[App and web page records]
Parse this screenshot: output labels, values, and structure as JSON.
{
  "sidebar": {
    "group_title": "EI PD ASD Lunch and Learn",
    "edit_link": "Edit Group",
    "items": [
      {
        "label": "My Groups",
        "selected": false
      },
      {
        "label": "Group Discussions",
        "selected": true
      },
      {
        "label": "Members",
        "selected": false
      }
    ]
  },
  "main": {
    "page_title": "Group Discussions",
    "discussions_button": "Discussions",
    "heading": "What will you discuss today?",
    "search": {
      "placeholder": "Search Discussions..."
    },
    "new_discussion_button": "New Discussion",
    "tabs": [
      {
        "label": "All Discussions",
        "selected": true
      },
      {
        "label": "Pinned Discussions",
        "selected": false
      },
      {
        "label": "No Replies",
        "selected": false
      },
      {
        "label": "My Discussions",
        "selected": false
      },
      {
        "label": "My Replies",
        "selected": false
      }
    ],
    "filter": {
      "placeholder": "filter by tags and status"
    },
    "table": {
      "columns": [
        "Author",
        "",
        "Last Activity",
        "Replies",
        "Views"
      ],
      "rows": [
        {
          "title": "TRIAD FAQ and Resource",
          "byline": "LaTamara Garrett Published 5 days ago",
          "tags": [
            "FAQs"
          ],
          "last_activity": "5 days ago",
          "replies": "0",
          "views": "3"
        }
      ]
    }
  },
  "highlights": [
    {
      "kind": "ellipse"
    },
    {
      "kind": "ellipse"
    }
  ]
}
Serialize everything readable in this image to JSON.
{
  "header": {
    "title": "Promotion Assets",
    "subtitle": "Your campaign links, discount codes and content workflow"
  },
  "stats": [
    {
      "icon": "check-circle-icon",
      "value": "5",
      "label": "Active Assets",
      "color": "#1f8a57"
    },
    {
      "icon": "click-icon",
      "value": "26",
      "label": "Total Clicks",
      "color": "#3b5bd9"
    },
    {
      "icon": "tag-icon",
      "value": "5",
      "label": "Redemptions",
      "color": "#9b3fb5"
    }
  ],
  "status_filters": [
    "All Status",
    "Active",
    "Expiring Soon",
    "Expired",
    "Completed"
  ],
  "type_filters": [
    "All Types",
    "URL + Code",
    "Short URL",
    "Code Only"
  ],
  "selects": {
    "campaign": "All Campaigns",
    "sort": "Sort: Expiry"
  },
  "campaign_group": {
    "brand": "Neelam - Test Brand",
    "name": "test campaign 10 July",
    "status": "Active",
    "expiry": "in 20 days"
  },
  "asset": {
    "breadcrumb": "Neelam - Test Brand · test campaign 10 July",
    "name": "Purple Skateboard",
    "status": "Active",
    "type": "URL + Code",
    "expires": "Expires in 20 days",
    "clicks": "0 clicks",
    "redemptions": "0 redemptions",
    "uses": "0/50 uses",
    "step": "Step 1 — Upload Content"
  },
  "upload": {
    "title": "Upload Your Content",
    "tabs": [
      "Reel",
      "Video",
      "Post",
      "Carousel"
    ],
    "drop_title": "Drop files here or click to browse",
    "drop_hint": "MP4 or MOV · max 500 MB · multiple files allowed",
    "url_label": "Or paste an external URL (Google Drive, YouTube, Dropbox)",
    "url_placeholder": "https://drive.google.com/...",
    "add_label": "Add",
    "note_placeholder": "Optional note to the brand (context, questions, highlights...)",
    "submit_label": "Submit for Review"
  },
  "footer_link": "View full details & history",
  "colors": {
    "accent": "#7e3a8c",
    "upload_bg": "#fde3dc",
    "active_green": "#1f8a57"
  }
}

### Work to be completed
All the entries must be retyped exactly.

### Result for this task
Parse this screenshot: output labels, values, and structure as JSON.
{
  "sidebar": {
    "group_title": "EI PD ASD Lunch and Learn",
    "edit_link": "Edit Group",
    "items": [
      {
        "label": "My Groups",
        "selected": false
      },
      {
        "label": "Group Discussions",
        "selected": true
      },
      {
        "label": "Members",
        "selected": false
      }
    ]
  },
  "main": {
    "page_title": "Group Discussions",
    "discussions_button": "Discussions",
    "heading": "What will you discuss today?",
    "search": {
      "placeholder": "Search Discussions..."
    },
    "new_discussion_button": "New Discussion",
    "tabs": [
      {
        "label": "All Discussions",
        "selected": true
      },
      {
        "label": "Pinned Discussions",
        "selected": false
      },
      {
        "label": "No Replies",
        "selected": false
      },
      {
        "label": "My Discussions",
        "selected": false
      },
      {
        "label": "My Replies",
        "selected": false
      }
    ],
    "filter": {
      "placeholder": "filter by tags and status"
    },
    "table": {
      "columns": [
        "Author",
        "",
        "Last Activity",
        "Replies",
        "Views"
      ],
      "rows": [
        {
          "title": "TRIAD FAQ and Resource",
          "byline": "LaTamara Garrett Published 5 days ago",
          "tags": [
            "FAQs"
          ],
          "last_activity": "5 days ago",
          "replies": "0",
          "views": "3"
        }
      ]
    }
  },
  "highlights": [
    {
      "kind": "ellipse"
    },
    {
      "kind": "ellipse"
    }
  ]
}
Serialize everything readable in this image to JSON.
{
  "header": {
    "title": "Promotion Assets",
    "subtitle": "Your campaign links, discount codes and content workflow"
  },
  "stats": [
    {
      "icon": "check-circle-icon",
      "value": "5",
      "label": "Active Assets",
      "color": "#1f8a57"
    },
    {
      "icon": "click-icon",
      "value": "26",
      "label": "Total Clicks",
      "color": "#3b5bd9"
    },
    {
      "icon": "tag-icon",
      "value": "5",
      "label": "Redemptions",
      "color": "#9b3fb5"
    }
  ],
  "status_filters": [
    "All Status",
    "Active",
    "Expiring Soon",
    "Expired",
    "Completed"
  ],
  "type_filters": [
    "All Types",
    "URL + Code",
    "Short URL",
    "Code Only"
  ],
  "selects": {
    "campaign": "All Campaigns",
    "sort": "Sort: Expiry"
  },
  "campaign_group": {
    "brand": "Neelam - Test Brand",
    "name": "test campaign 10 July",
    "status": "Active",
    "expiry": "in 20 days"
  },
  "asset": {
    "breadcrumb": "Neelam - Test Brand · test campaign 10 July",
    "name": "Purple Skateboard",
    "status": "Active",
    "type": "URL + Code",
    "expires": "Expires in 20 days",
    "clicks": "0 clicks",
    "redemptions": "0 redemptions",
    "uses": "0/50 uses",
    "step": "Step 1 — Upload Content"
  },
  "upload": {
    "title": "Upload Your Content",
    "tabs": [
      "Reel",
      "Video",
      "Post",
      "Carousel"
    ],
    "drop_title": "Drop files here or click to browse",
    "drop_hint": "MP4 or MOV · max 500 MB · multiple files allowed",
    "url_label": "Or paste an external URL (Google Drive, YouTube, Dropbox)",
    "url_placeholder": "https://drive.google.com/...",
    "add_label": "Add",
    "note_placeholder": "Optional note to the brand (context, questions, highlights...)",
    "submit_label": "Submit for Review"
  },
  "footer_link": "View full details & history",
  "colors": {
    "accent": "#7e3a8c",
    "upload_bg": "#fde3dc",
    "active_green": "#1f8a57"
  }
}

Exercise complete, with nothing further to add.